- **Task to carry out**: Without changing a word, repeat the data, and include no pictures.

- **Exercise inputs**:
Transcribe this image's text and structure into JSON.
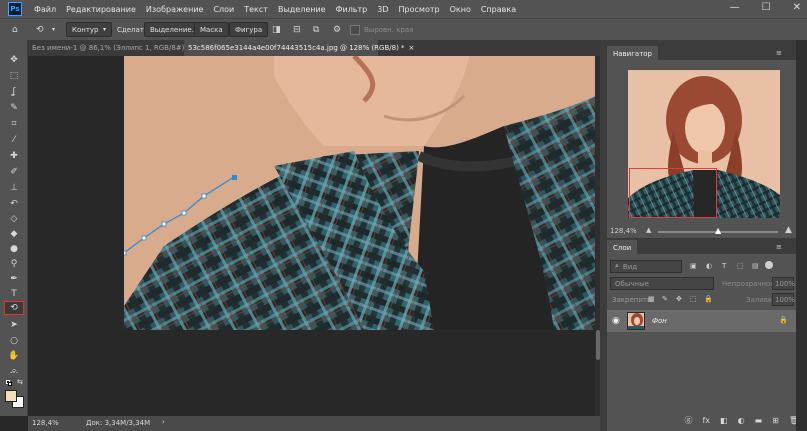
{
  "menu": {
    "app_logo": "Ps",
    "items": [
      "Файл",
      "Редактирование",
      "Изображение",
      "Слои",
      "Текст",
      "Выделение",
      "Фильтр",
      "3D",
      "Просмотр",
      "Окно",
      "Справка"
    ],
    "controls": {
      "minimize": "—",
      "maximize": "☐",
      "close": "✕"
    }
  },
  "options": {
    "mode": "Контур",
    "make_label": "Сделать:",
    "selection_button": "Выделение...",
    "mask_button": "Маска",
    "shape_button": "Фигура",
    "align_edges": "Выровн. края"
  },
  "tabs": [
    {
      "label": "Без имени-1 @ 86,1% (Эллипс 1, RGB/8#) *",
      "close": "×",
      "active": false
    },
    {
      "label": "53c586f065e3144a4e00f74443515c4a.jpg @ 128% (RGB/8) *",
      "close": "×",
      "active": true
    }
  ],
  "toolbar": {
    "tools": [
      {
        "name": "move-tool",
        "icon": "✥",
        "active": false
      },
      {
        "name": "marquee-tool",
        "icon": "⬚",
        "active": false
      },
      {
        "name": "lasso-tool",
        "icon": "ʆ",
        "active": false
      },
      {
        "name": "quick-selection-tool",
        "icon": "✎",
        "active": false
      },
      {
        "name": "crop-tool",
        "icon": "⌗",
        "active": false
      },
      {
        "name": "eyedropper-tool",
        "icon": "⁄",
        "active": false
      },
      {
        "name": "healing-brush-tool",
        "icon": "✚",
        "active": false
      },
      {
        "name": "brush-tool",
        "icon": "✐",
        "active": false
      },
      {
        "name": "clone-stamp-tool",
        "icon": "⊥",
        "active": false
      },
      {
        "name": "history-brush-tool",
        "icon": "↶",
        "active": false
      },
      {
        "name": "eraser-tool",
        "icon": "◇",
        "active": false
      },
      {
        "name": "paint-bucket-tool",
        "icon": "◆",
        "active": false
      },
      {
        "name": "blur-tool",
        "icon": "●",
        "active": false
      },
      {
        "name": "dodge-tool",
        "icon": "⚲",
        "active": false
      },
      {
        "name": "pen-tool",
        "icon": "✒",
        "active": false
      },
      {
        "name": "type-tool",
        "icon": "T",
        "active": false
      },
      {
        "name": "curvature-pen-tool",
        "icon": "⟲",
        "active": true
      },
      {
        "name": "path-selection-tool",
        "icon": "➤",
        "active": false
      },
      {
        "name": "ellipse-tool",
        "icon": "○",
        "active": false
      },
      {
        "name": "hand-tool",
        "icon": "✋",
        "active": false
      },
      {
        "name": "zoom-tool",
        "icon": "⌕",
        "active": false
      },
      {
        "name": "edit-toolbar",
        "icon": "…",
        "active": false
      }
    ],
    "foreground_color": "#f2e0b8",
    "background_color": "#ffffff"
  },
  "status": {
    "zoom": "128,4%",
    "doc": "Док: 3,34M/3,34M",
    "arrow": "›"
  },
  "navigator": {
    "title": "Навигатор",
    "zoom": "128,4%"
  },
  "layers": {
    "title": "Слои",
    "filter_placeholder": "Вид",
    "blend_mode": "Обычные",
    "opacity_label": "Непрозрачность:",
    "opacity_value": "100%",
    "lock_label": "Закрепить:",
    "fill_label": "Заливка:",
    "fill_value": "100%",
    "layer_name": "Фон",
    "bottom_icons": [
      "ⓖ",
      "fx",
      "◧",
      "◐",
      "▬",
      "⊞",
      "🗑"
    ]
  },
  "colors": {
    "accent_red": "#e03030",
    "path_blue": "#2b8ad6",
    "ui_dark": "#535353"
  }
}
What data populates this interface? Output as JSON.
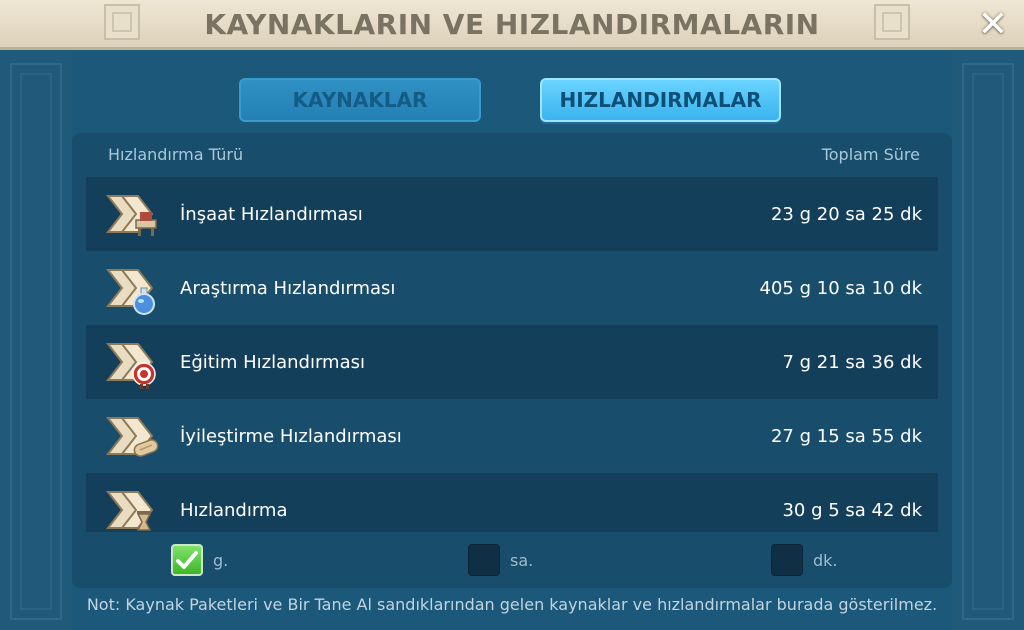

- **Response below**:
Transcribe this image's text and structure into JSON.
{
  "menu": {
    "app_logo": "Ps",
    "items": [
      "Файл",
      "Редактирование",
      "Изображение",
      "Слои",
      "Текст",
      "Выделение",
      "Фильтр",
      "3D",
      "Просмотр",
      "Окно",
      "Справка"
    ],
    "controls": {
      "minimize": "—",
      "maximize": "☐",
      "close": "✕"
    }
  },
  "options": {
    "mode": "Контур",
    "make_label": "Сделать:",
    "selection_button": "Выделение...",
    "mask_button": "Маска",
    "shape_button": "Фигура",
    "align_edges": "Выровн. края"
  },
  "tabs": [
    {
      "label": "Без имени-1 @ 86,1% (Эллипс 1, RGB/8#) *",
      "close": "×",
      "active": false
    },
    {
      "label": "53c586f065e3144a4e00f74443515c4a.jpg @ 128% (RGB/8) *",
      "close": "×",
      "active": true
    }
  ],
  "toolbar": {
    "tools": [
      {
        "name": "move-tool",
        "icon": "✥",
        "active": false
      },
      {
        "name": "marquee-tool",
        "icon": "⬚",
        "active": false
      },
      {
        "name": "lasso-tool",
        "icon": "ʆ",
        "active": false
      },
      {
        "name": "quick-selection-tool",
        "icon": "✎",
        "active": false
      },
      {
        "name": "crop-tool",
        "icon": "⌗",
        "active": false
      },
      {
        "name": "eyedropper-tool",
        "icon": "⁄",
        "active": false
      },
      {
        "name": "healing-brush-tool",
        "icon": "✚",
        "active": false
      },
      {
        "name": "brush-tool",
        "icon": "✐",
        "active": false
      },
      {
        "name": "clone-stamp-tool",
        "icon": "⊥",
        "active": false
      },
      {
        "name": "history-brush-tool",
        "icon": "↶",
        "active": false
      },
      {
        "name": "eraser-tool",
        "icon": "◇",
        "active": false
      },
      {
        "name": "paint-bucket-tool",
        "icon": "◆",
        "active": false
      },
      {
        "name": "blur-tool",
        "icon": "●",
        "active": false
      },
      {
        "name": "dodge-tool",
        "icon": "⚲",
        "active": false
      },
      {
        "name": "pen-tool",
        "icon": "✒",
        "active": false
      },
      {
        "name": "type-tool",
        "icon": "T",
        "active": false
      },
      {
        "name": "curvature-pen-tool",
        "icon": "⟲",
        "active": true
      },
      {
        "name": "path-selection-tool",
        "icon": "➤",
        "active": false
      },
      {
        "name": "ellipse-tool",
        "icon": "○",
        "active": false
      },
      {
        "name": "hand-tool",
        "icon": "✋",
        "active": false
      },
      {
        "name": "zoom-tool",
        "icon": "⌕",
        "active": false
      },
      {
        "name": "edit-toolbar",
        "icon": "…",
        "active": false
      }
    ],
    "foreground_color": "#f2e0b8",
    "background_color": "#ffffff"
  },
  "status": {
    "zoom": "128,4%",
    "doc": "Док: 3,34M/3,34M",
    "arrow": "›"
  },
  "navigator": {
    "title": "Навигатор",
    "zoom": "128,4%"
  },
  "layers": {
    "title": "Слои",
    "filter_placeholder": "Вид",
    "blend_mode": "Обычные",
    "opacity_label": "Непрозрачность:",
    "opacity_value": "100%",
    "lock_label": "Закрепить:",
    "fill_label": "Заливка:",
    "fill_value": "100%",
    "layer_name": "Фон",
    "bottom_icons": [
      "ⓖ",
      "fx",
      "◧",
      "◐",
      "▬",
      "⊞",
      "🗑"
    ]
  },
  "colors": {
    "accent_red": "#e03030",
    "path_blue": "#2b8ad6",
    "ui_dark": "#535353"
  }
}
What data populates this interface? Output as JSON.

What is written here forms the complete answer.